Yesterday, I finished the Meadowsweet bonnet and got all the ends woven in and buttons sewn on all the stuff, and everything is ready to go except the afghan, which hopefully will go by the end of the week “under separate cover.” This is good, because according to the latest word, the baby is due “any day now.” The package will contain the following:
All the above is what is going in the first load, together with this darling little bonnet I got at historic Fort Stanton. The baby will be living in Galveston, Tx, and this is the kind of hats babies need there — sunhats! It probably won’t fit her until next summer, but it will be so darling on her. Looks like we may be seeing the baby in October. The Pearland Heritage Society luncheon that mom wants to go to is on a Saturday. She wants to go down to Pearland on a Wednesday. We will be staying with mom’s niece (the grandma-to-be), and there is talk that either Thursday or Friday we will go down to Galveston and see the baby and eat seafood. I hope that means we are going to Gaido’s Restaurant in Galveston. I can remember going to Gaido’s to eat seafood as a small child, and it was always an important destination every time we went to visit relatives in Houston/Pearland. If we do go to Gaido’s, it will be a bittersweet occasion. My dad loved their broiled red snapper.

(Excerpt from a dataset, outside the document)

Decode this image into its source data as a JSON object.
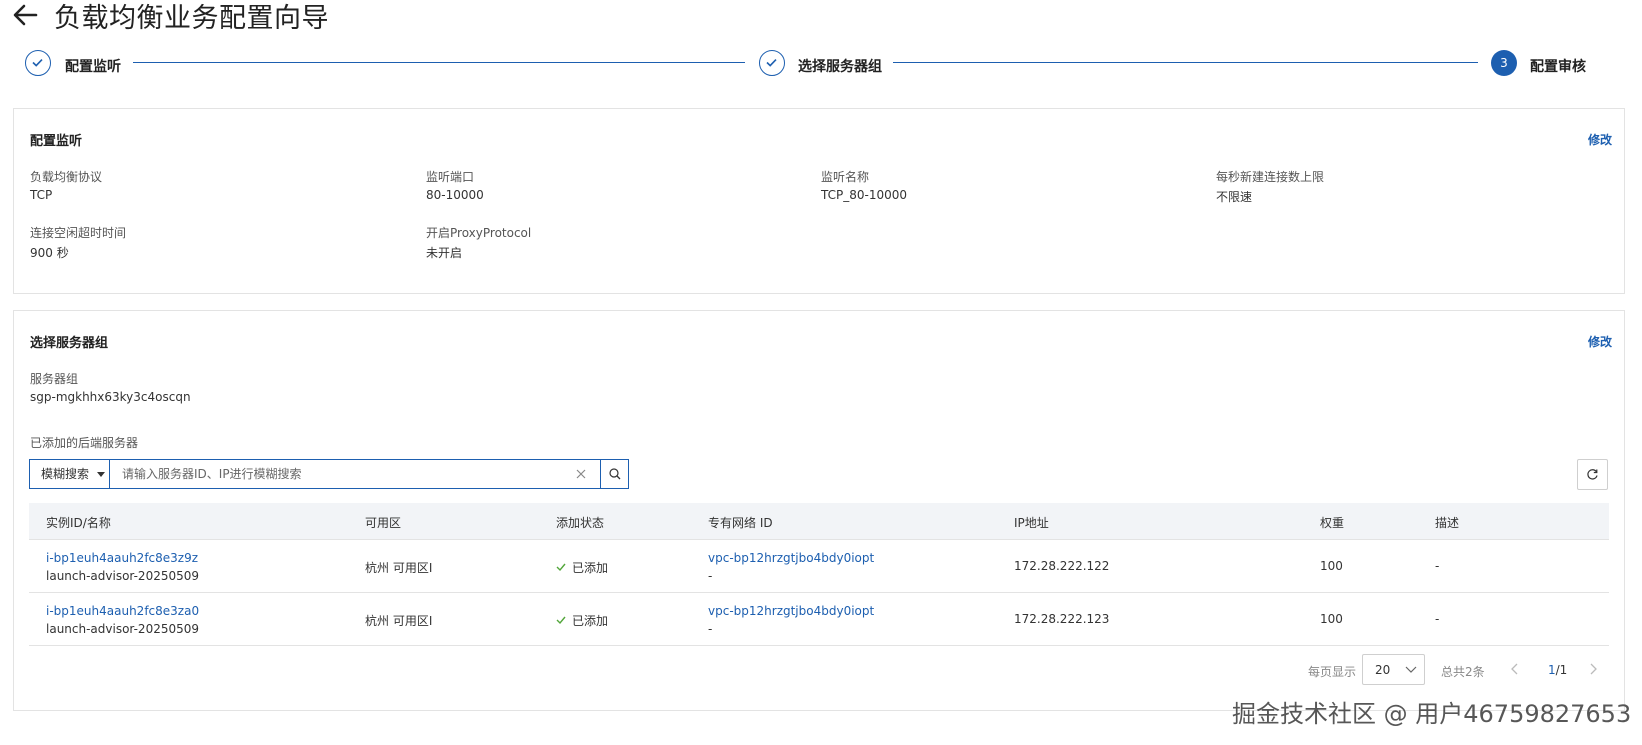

In other knitting news, my cousin-in-law’s scarf is moving right along. On mom’s, I only put 24 “horseshoes” — 12 in each direction. I think on this scarf, I will put 28. I have reversed the direction of the “horseshoes” — on mom’s the “arms” of the horseshoes pointed toward the ends of the scarf. On this one, they point to the center. The pattern is written so that you can do either configuration. There are three schools of thought about how you are supposed to position a horseshoe when you nail one over a door or on a wall for good luck: One school says the ends of the horseshoe should be pointing up, to “catch the luck” and hold it in the house. Another school says you should put it with the ends pointing down, so that the luck it attracts will be poured out onto the inhabitants of the house. The third holds that it doesn’t matter which direction they point, because nailing a horseshoe over a door or on a wall for good luck is just a silly superstition. I do not subscribe to this last view because it is no fun.
I did a load of sheets and clothes in the washing machine earlier and in the course of remaking the bed, I pondered one of life’s unanswered questions: Whyzzit when you are making a bed using a contoured (fitted) sheet, the first corner you put onto the mattress is always the wrong one?